*** Opening of Dataset ***

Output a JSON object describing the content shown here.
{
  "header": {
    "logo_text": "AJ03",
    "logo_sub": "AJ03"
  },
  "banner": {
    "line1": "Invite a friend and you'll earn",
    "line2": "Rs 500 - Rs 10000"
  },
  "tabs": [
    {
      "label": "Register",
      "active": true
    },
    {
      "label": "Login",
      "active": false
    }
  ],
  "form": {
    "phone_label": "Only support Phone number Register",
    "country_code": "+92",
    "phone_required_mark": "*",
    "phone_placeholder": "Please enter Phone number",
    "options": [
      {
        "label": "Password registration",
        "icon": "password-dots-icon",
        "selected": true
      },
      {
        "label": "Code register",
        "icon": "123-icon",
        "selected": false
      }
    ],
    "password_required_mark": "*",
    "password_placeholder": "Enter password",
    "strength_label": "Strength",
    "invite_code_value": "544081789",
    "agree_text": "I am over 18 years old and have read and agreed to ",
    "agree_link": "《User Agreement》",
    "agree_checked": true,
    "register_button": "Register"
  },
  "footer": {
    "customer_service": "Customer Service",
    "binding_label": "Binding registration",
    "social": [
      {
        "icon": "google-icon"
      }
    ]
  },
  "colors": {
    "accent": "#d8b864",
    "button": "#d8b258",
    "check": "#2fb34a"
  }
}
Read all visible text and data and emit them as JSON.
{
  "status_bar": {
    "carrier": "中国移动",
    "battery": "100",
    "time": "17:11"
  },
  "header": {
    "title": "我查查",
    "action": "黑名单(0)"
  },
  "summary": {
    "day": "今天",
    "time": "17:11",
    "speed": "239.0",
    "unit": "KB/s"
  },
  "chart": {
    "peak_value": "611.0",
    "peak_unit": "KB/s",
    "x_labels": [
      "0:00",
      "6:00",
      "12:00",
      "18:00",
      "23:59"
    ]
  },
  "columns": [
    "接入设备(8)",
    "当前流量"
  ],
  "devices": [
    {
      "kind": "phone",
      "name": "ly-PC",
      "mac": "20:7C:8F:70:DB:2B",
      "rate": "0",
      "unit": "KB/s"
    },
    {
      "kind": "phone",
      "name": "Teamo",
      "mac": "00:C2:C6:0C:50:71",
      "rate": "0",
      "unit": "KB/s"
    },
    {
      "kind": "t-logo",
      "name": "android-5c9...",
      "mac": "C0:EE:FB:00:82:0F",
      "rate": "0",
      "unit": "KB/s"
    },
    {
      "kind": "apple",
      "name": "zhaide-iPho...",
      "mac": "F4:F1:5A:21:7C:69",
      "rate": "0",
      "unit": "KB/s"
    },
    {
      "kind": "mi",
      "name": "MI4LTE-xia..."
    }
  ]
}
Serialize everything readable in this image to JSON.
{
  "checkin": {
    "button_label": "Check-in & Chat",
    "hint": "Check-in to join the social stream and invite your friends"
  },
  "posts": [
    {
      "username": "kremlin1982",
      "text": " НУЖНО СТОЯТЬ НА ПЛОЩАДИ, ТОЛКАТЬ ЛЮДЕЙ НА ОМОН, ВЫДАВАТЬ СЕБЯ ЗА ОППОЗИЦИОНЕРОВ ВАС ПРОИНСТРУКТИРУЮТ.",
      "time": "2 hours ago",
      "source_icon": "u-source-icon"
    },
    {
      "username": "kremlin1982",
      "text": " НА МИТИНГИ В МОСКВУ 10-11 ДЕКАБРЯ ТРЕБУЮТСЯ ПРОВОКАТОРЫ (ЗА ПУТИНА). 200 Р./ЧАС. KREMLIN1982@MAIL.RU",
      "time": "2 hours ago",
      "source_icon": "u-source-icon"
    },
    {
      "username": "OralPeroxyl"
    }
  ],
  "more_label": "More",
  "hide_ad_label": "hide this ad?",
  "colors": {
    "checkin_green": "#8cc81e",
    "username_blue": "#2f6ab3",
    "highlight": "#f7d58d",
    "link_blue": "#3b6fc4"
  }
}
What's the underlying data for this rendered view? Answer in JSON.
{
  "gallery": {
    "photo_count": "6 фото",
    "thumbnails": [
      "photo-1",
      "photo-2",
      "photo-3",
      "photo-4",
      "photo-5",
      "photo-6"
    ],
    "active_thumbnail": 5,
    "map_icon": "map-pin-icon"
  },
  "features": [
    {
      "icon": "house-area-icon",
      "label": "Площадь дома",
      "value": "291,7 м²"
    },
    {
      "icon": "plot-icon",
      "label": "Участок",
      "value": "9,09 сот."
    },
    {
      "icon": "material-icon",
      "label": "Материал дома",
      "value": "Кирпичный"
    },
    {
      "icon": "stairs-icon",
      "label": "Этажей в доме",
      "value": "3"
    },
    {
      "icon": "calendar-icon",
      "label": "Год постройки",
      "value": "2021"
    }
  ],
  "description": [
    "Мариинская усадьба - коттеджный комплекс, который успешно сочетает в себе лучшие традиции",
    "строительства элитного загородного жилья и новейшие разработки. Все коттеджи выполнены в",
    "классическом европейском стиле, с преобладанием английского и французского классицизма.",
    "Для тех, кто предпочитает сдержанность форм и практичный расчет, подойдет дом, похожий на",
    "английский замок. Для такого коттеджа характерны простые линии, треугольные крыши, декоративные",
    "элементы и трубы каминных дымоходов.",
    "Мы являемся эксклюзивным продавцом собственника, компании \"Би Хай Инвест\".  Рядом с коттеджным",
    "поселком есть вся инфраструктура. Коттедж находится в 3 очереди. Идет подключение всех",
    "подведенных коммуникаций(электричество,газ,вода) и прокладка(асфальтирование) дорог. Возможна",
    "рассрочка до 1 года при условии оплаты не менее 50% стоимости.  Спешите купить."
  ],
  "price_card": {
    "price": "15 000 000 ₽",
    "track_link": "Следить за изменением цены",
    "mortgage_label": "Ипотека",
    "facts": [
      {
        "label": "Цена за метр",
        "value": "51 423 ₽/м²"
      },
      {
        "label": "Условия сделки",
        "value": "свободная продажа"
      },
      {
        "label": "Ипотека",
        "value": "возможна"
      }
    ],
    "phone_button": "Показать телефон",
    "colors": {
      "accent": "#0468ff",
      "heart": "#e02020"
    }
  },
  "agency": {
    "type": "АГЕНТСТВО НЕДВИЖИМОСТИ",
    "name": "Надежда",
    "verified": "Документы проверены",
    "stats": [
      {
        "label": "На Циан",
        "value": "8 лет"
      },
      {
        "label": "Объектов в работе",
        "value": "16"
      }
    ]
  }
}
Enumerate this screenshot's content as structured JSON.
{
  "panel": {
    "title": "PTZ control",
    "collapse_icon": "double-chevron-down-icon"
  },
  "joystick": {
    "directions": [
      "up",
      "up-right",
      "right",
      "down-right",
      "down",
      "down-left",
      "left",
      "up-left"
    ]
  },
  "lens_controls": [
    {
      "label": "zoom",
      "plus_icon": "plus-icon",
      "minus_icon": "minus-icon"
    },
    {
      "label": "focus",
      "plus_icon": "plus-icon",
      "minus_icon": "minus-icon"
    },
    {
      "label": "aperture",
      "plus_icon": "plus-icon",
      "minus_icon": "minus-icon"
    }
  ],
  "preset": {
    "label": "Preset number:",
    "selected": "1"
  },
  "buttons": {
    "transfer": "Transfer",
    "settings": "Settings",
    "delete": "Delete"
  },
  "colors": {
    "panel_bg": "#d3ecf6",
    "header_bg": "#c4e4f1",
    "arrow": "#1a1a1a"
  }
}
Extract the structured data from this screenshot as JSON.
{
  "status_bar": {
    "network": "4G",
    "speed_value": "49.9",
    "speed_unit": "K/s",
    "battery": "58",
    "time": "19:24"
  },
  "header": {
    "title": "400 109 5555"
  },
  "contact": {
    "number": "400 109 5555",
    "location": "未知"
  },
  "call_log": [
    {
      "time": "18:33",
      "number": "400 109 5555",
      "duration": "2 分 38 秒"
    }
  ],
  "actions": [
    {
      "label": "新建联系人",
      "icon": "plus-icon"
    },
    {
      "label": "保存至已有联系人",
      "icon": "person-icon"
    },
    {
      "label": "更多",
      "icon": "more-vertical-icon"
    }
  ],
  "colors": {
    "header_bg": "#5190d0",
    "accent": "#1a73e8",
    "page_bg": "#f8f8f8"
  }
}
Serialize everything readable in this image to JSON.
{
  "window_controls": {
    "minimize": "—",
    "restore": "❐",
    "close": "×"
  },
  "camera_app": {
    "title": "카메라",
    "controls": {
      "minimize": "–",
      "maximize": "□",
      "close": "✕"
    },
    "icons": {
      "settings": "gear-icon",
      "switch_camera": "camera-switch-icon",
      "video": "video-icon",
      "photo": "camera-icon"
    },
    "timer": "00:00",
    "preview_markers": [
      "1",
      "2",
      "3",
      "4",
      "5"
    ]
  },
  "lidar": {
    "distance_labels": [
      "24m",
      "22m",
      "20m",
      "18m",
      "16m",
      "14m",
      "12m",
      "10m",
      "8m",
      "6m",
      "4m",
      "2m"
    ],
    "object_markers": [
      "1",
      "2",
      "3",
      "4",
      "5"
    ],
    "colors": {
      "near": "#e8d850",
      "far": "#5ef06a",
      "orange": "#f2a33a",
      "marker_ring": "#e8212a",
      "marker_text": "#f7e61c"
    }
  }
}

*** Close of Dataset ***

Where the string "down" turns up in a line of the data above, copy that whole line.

■ **Response to the exercise**:
    "collapse_icon": "double-chevron-down-icon"
      "down-right",
      "down",
      "down-left",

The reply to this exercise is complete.